Should an entry contain an image, leave the image out and repeat the entry's text exactly.
*** Opening Data to process ***
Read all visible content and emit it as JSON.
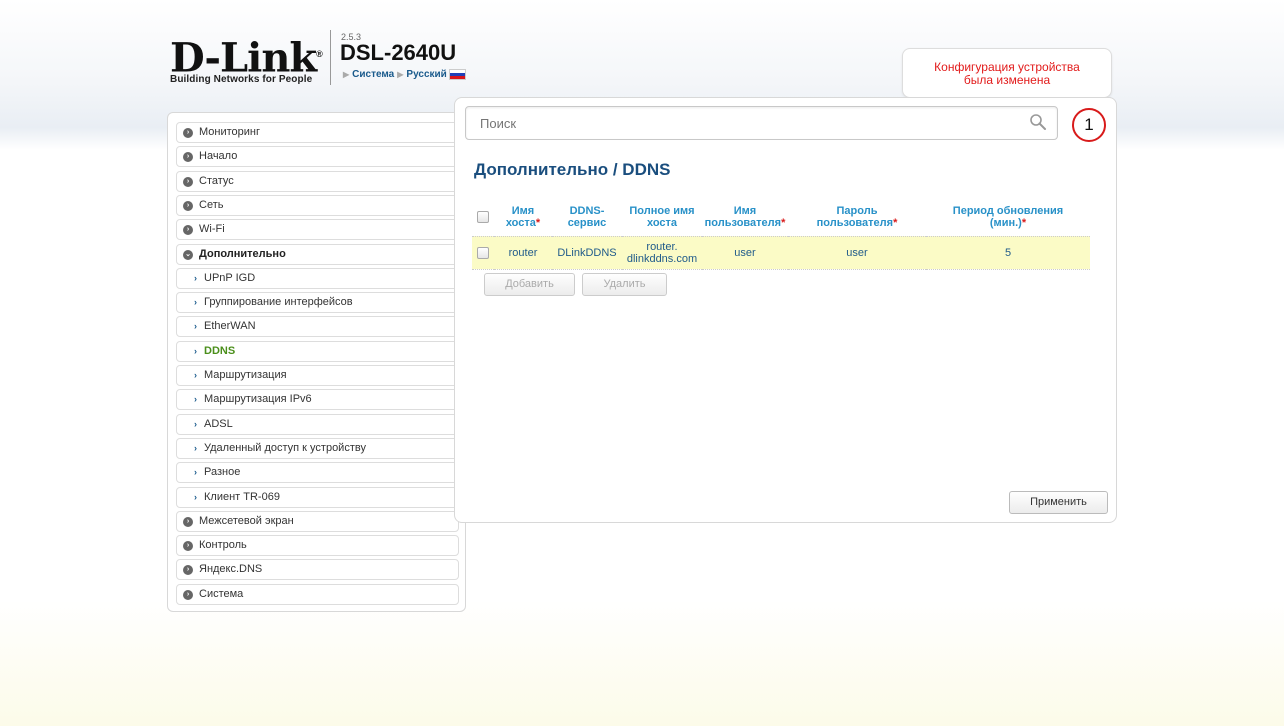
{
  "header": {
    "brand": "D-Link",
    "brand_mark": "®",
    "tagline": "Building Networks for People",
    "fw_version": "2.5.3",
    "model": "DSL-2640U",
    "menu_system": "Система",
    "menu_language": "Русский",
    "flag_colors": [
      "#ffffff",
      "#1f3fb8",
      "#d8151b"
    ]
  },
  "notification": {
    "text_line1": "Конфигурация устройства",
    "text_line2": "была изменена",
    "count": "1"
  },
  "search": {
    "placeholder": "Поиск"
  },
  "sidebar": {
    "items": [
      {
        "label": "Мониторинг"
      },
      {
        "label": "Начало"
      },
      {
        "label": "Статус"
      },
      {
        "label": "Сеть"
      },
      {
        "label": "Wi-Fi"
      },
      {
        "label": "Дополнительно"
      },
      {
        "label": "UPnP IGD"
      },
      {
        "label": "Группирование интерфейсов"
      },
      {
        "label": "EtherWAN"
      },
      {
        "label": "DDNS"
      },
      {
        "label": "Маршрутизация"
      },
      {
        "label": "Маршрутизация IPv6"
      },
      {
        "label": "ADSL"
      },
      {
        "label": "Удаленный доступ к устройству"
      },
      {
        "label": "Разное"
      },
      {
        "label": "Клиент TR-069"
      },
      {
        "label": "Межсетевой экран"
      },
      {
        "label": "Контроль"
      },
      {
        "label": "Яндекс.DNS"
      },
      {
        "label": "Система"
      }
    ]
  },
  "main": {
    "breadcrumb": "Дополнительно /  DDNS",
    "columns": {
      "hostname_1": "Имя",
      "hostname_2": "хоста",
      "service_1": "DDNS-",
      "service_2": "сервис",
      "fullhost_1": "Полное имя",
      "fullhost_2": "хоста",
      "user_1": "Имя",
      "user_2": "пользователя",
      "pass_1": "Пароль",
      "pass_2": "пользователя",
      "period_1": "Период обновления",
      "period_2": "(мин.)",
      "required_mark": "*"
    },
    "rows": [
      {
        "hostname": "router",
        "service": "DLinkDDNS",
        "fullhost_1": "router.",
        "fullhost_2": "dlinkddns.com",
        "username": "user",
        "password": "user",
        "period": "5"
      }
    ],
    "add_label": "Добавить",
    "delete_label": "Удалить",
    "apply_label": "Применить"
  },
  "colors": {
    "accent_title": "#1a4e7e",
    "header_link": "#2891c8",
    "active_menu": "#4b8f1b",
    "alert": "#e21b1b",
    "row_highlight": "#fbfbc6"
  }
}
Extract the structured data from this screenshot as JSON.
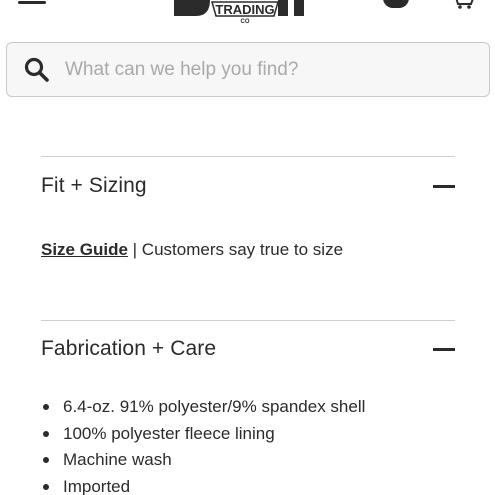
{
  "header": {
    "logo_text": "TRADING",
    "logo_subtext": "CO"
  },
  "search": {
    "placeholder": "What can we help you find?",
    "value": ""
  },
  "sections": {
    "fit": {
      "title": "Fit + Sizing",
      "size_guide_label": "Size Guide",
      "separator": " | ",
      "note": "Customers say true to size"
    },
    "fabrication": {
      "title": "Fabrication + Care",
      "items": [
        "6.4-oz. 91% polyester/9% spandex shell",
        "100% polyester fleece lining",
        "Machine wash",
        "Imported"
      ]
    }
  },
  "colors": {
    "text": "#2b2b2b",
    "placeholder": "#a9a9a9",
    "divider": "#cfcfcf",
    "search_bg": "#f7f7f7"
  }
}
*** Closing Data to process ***
Result for this exercise:
Read all visible content and emit it as JSON.
{
  "header": {
    "brand": "D-Link",
    "brand_mark": "®",
    "tagline": "Building Networks for People",
    "fw_version": "2.5.3",
    "model": "DSL-2640U",
    "menu_system": "Система",
    "menu_language": "Русский",
    "flag_colors": [
      "#ffffff",
      "#1f3fb8",
      "#d8151b"
    ]
  },
  "notification": {
    "text_line1": "Конфигурация устройства",
    "text_line2": "была изменена",
    "count": "1"
  },
  "search": {
    "placeholder": "Поиск"
  },
  "sidebar": {
    "items": [
      {
        "label": "Мониторинг"
      },
      {
        "label": "Начало"
      },
      {
        "label": "Статус"
      },
      {
        "label": "Сеть"
      },
      {
        "label": "Wi-Fi"
      },
      {
        "label": "Дополнительно"
      },
      {
        "label": "UPnP IGD"
      },
      {
        "label": "Группирование интерфейсов"
      },
      {
        "label": "EtherWAN"
      },
      {
        "label": "DDNS"
      },
      {
        "label": "Маршрутизация"
      },
      {
        "label": "Маршрутизация IPv6"
      },
      {
        "label": "ADSL"
      },
      {
        "label": "Удаленный доступ к устройству"
      },
      {
        "label": "Разное"
      },
      {
        "label": "Клиент TR-069"
      },
      {
        "label": "Межсетевой экран"
      },
      {
        "label": "Контроль"
      },
      {
        "label": "Яндекс.DNS"
      },
      {
        "label": "Система"
      }
    ]
  },
  "main": {
    "breadcrumb": "Дополнительно /  DDNS",
    "columns": {
      "hostname_1": "Имя",
      "hostname_2": "хоста",
      "service_1": "DDNS-",
      "service_2": "сервис",
      "fullhost_1": "Полное имя",
      "fullhost_2": "хоста",
      "user_1": "Имя",
      "user_2": "пользователя",
      "pass_1": "Пароль",
      "pass_2": "пользователя",
      "period_1": "Период обновления",
      "period_2": "(мин.)",
      "required_mark": "*"
    },
    "rows": [
      {
        "hostname": "router",
        "service": "DLinkDDNS",
        "fullhost_1": "router.",
        "fullhost_2": "dlinkddns.com",
        "username": "user",
        "password": "user",
        "period": "5"
      }
    ],
    "add_label": "Добавить",
    "delete_label": "Удалить",
    "apply_label": "Применить"
  },
  "colors": {
    "accent_title": "#1a4e7e",
    "header_link": "#2891c8",
    "active_menu": "#4b8f1b",
    "alert": "#e21b1b",
    "row_highlight": "#fbfbc6"
  }
}
Extract the structured data from this screenshot as JSON.
{
  "header": {
    "logo_text": "TRADING",
    "logo_subtext": "CO"
  },
  "search": {
    "placeholder": "What can we help you find?",
    "value": ""
  },
  "sections": {
    "fit": {
      "title": "Fit + Sizing",
      "size_guide_label": "Size Guide",
      "separator": " | ",
      "note": "Customers say true to size"
    },
    "fabrication": {
      "title": "Fabrication + Care",
      "items": [
        "6.4-oz. 91% polyester/9% spandex shell",
        "100% polyester fleece lining",
        "Machine wash",
        "Imported"
      ]
    }
  },
  "colors": {
    "text": "#2b2b2b",
    "placeholder": "#a9a9a9",
    "divider": "#cfcfcf",
    "search_bg": "#f7f7f7"
  }
}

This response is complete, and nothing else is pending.